     LaGrange's account of the revolver does not explicitly clear Daniels, but it does put a very different construct on the intended use of the gun than was conveyed by the News' report. In the same vein, LaGrange's relatively objective narration contrasts sharply with and makes more obvious the very deliberate attempts by both papers to caricature the major players in the rescue.
     Finally, LaGrange's description of the "hasty dinner" at Salsman's house and the subsequent debate among the rescuers as to their next step is a troublesome detail that can be interpreted in either of two ways. Had the rescuers not planned their escape beyond their arrival at Salsman's, or had they merely not decided who would accompany Booth to the planned destination of "Waupun or Ripon?" Given the careful planning suggested by Bean's handkerchief signal, the key made from the bread crumb impression, and LaGrange's awareness of the armory in the post office, it seems unlikely that they would not have decided how to leave the city and where to go once they had. The alternative interpretation would suggest that the presence of the guards and Booth's subsequent stay at the State Prison were essentially coincidental and thus would clear the Prison Commissioner, Hans Heg, of later accusations that he was part of a broader conspiracy. On the other hand, if the plans had been made and the presence of the guards was more than coincidence, it would give weight to the later charges, made by the state's Democratic papers and by federal officials, that the events in Milwaukee were coordinated at a higher level.

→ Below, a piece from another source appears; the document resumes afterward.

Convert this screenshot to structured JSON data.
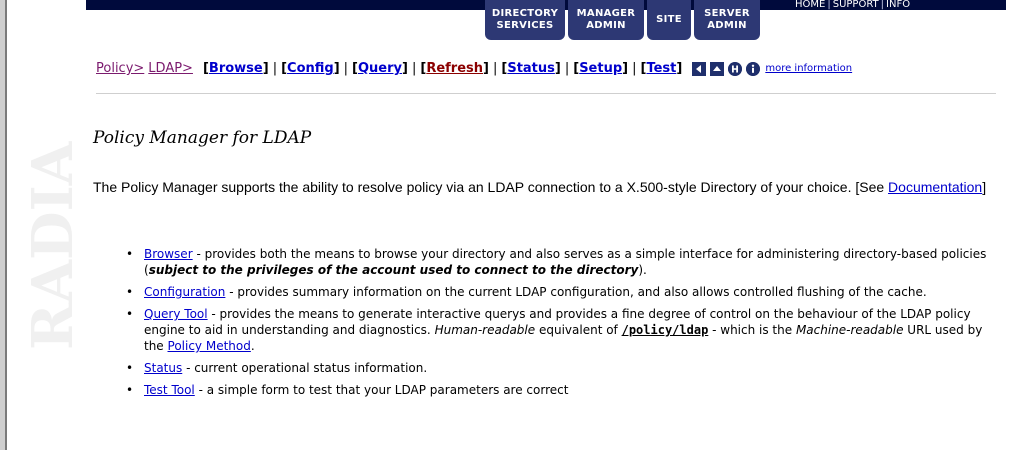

LAST UPDATED 6/18/1999 If you have information to share, please contact Bob Schuster by email at or at 6020 Kristi Circle, Monona, Wisconsin 53716 (608) 221-1421.